The research interests of my group are broadly defined in the area of biosynthesis and mode of action of natural products and is supported by several project directions:
Nature greatly influences our research interests. Secondary metabolites (natural products), for example, are compounds that are found only in specific organisms and are an expression of the individuality of species. Indeed, at least 60% of all small molecule drugs on the market today are either natural products or have been derived from natural product leads.
The azinomycins are anti-tumor antibiotics isolated from the culture broths of the terrestrial microorganism, Streptomyces sahachiroi. Their biological activity appears to reside in their ability to covalently alkylate and subsequently cross-link double stranded DNA (binding of azinomycin to DNA shown below).
Our research group is actively characterizing the biosynthetic genes of this pathway, which involves a variety of techniques and strategies including: cloning and overexpression of genes, disruption/knockout of genes, enzymology, as well as chemical synthesis/isotopic labeling studies. Functional characterization of the genes of the pathway will not only shed light on the mechanism of azabicycle formation but will also pave the way for genetic engineering of the pathway and the development of new therapeutic methodologies.

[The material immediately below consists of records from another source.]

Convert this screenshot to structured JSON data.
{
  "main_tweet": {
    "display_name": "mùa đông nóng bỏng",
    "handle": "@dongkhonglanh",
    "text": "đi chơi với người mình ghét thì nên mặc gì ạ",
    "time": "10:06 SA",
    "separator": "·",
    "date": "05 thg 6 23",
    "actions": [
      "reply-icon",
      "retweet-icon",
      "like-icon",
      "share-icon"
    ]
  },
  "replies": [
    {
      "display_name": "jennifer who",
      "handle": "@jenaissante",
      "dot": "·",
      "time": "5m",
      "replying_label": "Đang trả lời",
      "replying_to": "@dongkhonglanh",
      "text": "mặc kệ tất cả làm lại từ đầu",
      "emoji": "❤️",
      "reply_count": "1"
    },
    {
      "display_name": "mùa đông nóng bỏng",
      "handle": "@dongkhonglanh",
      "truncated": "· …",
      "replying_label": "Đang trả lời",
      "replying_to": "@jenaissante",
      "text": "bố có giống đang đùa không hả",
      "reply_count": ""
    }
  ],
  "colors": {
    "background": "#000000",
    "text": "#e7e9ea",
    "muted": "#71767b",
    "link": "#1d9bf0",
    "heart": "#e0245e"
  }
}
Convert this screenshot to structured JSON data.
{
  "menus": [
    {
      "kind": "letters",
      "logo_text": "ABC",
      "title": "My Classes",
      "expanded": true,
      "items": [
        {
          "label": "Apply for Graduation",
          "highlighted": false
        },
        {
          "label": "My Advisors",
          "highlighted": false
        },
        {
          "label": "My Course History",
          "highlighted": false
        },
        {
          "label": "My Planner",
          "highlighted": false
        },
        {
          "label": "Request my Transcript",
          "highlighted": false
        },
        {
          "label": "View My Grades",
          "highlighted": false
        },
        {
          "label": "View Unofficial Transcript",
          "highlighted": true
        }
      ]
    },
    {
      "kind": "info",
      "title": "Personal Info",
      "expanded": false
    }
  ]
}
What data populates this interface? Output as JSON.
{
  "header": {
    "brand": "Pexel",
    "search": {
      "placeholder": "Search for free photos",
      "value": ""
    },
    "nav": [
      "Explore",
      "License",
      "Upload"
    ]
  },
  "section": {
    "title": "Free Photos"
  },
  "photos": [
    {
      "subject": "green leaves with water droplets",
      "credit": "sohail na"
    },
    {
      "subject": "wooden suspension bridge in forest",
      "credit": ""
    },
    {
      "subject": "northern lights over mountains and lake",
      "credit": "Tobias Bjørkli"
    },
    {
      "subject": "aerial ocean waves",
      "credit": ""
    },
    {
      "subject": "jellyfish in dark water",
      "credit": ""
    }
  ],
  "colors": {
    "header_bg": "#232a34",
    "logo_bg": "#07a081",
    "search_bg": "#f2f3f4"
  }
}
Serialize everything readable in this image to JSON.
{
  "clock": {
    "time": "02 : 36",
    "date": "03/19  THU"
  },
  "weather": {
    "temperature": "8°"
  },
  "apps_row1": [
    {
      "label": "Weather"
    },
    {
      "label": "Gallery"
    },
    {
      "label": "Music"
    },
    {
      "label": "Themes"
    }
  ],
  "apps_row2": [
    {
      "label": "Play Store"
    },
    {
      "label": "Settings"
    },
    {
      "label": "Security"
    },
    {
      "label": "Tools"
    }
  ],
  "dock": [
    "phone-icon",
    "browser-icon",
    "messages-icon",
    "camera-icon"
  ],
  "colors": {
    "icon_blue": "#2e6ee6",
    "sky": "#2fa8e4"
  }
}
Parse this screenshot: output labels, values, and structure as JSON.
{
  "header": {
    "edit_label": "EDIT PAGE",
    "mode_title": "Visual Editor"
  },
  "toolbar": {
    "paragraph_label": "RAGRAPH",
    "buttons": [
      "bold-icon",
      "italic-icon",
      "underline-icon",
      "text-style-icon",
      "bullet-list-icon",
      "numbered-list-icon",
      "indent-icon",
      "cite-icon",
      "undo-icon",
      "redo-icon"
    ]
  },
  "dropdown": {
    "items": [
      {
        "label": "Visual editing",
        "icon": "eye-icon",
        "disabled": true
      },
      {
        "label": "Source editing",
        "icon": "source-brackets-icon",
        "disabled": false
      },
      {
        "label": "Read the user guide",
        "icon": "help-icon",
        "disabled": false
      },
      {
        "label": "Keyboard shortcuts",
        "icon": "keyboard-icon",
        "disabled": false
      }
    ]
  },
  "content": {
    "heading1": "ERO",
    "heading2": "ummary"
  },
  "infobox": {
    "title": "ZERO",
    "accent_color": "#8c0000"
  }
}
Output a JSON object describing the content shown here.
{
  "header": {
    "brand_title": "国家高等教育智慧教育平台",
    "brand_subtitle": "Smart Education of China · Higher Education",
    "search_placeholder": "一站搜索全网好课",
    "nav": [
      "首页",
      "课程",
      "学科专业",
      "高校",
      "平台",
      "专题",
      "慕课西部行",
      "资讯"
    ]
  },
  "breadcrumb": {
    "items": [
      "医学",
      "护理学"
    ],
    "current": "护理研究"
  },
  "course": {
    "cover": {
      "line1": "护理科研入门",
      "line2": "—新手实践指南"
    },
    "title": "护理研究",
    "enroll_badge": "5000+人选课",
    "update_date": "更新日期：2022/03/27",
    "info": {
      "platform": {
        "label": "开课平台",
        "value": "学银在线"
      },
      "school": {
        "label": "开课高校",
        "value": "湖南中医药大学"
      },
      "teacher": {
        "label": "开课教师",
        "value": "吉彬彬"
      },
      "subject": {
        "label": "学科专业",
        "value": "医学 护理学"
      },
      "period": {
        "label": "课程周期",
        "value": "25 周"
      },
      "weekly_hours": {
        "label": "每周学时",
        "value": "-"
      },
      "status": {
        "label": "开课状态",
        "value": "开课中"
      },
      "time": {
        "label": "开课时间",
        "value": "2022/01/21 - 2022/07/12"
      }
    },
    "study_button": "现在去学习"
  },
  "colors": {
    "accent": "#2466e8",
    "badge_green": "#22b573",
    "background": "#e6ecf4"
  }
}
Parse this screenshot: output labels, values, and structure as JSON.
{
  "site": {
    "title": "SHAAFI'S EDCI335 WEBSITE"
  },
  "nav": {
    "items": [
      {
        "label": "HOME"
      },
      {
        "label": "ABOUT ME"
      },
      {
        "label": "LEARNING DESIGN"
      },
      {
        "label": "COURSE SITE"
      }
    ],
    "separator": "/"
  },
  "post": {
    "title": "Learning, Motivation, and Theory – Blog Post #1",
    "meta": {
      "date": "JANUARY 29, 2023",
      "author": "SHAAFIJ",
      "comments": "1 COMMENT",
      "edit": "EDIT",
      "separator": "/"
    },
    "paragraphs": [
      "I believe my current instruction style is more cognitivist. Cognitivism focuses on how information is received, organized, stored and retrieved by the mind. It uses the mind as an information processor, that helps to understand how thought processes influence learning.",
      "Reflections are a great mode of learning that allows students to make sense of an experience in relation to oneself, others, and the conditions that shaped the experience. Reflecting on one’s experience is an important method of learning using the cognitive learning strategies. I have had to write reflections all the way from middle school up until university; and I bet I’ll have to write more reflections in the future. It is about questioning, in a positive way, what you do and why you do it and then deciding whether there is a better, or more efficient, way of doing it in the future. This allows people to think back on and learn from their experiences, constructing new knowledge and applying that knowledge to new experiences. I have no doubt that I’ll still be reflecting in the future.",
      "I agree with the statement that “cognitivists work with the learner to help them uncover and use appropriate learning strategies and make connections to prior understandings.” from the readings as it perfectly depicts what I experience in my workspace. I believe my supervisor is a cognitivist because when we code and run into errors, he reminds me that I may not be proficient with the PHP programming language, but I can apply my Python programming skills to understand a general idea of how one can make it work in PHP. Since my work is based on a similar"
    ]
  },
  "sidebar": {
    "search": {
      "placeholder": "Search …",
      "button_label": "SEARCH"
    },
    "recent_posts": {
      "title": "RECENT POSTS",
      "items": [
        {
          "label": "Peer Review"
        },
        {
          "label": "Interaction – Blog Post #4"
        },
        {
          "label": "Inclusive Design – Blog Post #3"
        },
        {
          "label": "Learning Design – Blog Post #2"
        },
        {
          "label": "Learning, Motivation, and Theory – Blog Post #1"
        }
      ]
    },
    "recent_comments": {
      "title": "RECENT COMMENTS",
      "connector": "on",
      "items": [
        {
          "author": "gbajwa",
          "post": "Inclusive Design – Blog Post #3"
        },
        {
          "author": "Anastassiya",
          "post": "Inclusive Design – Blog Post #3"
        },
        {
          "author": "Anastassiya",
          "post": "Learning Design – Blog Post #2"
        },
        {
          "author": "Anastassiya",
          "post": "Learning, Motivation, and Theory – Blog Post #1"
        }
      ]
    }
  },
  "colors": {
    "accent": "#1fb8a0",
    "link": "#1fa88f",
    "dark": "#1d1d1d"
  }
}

We have also been investigating the biosynthesis and cellular effects of cycloterpenals and their derivatives. Cycloretinal (all-trans retinal dimer), a representative member of this family of natural products is attributed to causing age-related macular degeneration (AMD). AMD is the leading cause of blindness in adults over the age of 50 that can lead to the loss of central vision. One of the most common early characteristic features of AMD (the dry form) is the accumulation of yellow deposits in the eye called drusen. A more severe form of the disease, the wet form, is characterized by neovascularization (abnormal blood vessel formation).
Cycloretinal is a non-degradable, toxic byproduct of the visual cycle. Photochemical activation of the metabolite leads to oxidative damage of the retinal pigment epithelium and adjacent photoreceptor cells. Biochemical evidence from our lab has recently revealed that beta-lactoglobulin (BLG), the principal whey protein in milk, biosynthesizes the lipofuscin cycloretinal (all-trans retinal dimer). The protein survives the pasteurization process, is acid stable and a large fraction of the protein is transported intact through the blood stream (as supported by rabbit studies). Proteomic studies performed by Crabb and co-workers have shown that the protein is present in drusen.
Our research group aims to study the role of beta-lactoglobulin in cycloretinal synthesis in the eye as an environmental (dietary), non-genetic contributor of AMD. This involves tracking BLG in the eye, monitoring the formation of cycloretinal, and elucidating the mechanism of cycloretinal formation. Research strategies include: chemical synthesis, enzymology, fluorescence/confocal microscopy, PET imaging, dual modality OCT/fluorescence lifetime imaging.
B. S., 1992, University of Hawaii
Ph. D., 1998, The Johns Hopkins University
Howard Hughes Postdoctoral Fellow of the Life Sciences Foundation, 2002, The Scripps Research Institute